=== Begin Enclosure ===

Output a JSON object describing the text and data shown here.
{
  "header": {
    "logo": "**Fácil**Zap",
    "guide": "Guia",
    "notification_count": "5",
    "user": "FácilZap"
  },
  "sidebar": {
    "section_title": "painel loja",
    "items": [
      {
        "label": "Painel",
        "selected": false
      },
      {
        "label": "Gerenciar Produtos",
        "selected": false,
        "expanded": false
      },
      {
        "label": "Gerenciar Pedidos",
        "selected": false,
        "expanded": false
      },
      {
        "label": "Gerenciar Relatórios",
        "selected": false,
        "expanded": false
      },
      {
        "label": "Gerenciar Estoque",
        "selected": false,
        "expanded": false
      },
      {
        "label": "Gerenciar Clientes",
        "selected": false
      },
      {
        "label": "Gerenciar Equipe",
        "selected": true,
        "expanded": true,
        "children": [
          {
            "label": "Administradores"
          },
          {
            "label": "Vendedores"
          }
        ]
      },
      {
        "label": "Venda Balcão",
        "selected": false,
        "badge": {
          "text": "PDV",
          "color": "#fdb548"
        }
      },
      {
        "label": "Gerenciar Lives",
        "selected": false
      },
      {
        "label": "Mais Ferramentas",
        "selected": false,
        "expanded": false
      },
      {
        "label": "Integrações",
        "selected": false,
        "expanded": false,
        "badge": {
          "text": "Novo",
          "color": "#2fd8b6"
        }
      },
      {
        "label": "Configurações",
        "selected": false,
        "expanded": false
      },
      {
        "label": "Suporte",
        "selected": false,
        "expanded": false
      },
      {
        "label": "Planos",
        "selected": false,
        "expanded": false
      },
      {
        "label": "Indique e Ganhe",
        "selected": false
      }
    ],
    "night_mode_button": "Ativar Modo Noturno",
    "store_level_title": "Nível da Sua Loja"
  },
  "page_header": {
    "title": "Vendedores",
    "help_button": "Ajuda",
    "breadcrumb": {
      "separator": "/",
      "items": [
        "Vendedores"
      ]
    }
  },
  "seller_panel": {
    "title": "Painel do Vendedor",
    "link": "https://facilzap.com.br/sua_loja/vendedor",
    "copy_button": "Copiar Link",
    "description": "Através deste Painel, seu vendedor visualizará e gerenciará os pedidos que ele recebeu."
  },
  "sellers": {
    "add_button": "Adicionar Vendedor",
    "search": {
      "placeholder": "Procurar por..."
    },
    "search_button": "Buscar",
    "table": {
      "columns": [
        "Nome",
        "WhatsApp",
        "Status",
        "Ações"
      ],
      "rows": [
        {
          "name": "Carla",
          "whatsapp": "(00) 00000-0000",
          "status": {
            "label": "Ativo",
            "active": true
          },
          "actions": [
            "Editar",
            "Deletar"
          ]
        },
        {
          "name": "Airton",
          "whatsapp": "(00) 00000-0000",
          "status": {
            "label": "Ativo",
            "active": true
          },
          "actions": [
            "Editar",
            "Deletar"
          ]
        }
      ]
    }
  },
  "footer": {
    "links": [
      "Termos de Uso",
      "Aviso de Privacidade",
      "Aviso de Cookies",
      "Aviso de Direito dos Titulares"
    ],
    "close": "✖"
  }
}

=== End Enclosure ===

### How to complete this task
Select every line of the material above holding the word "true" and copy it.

### Response area
        "selected": true,
        "expanded": true,
            "active": true
            "active": true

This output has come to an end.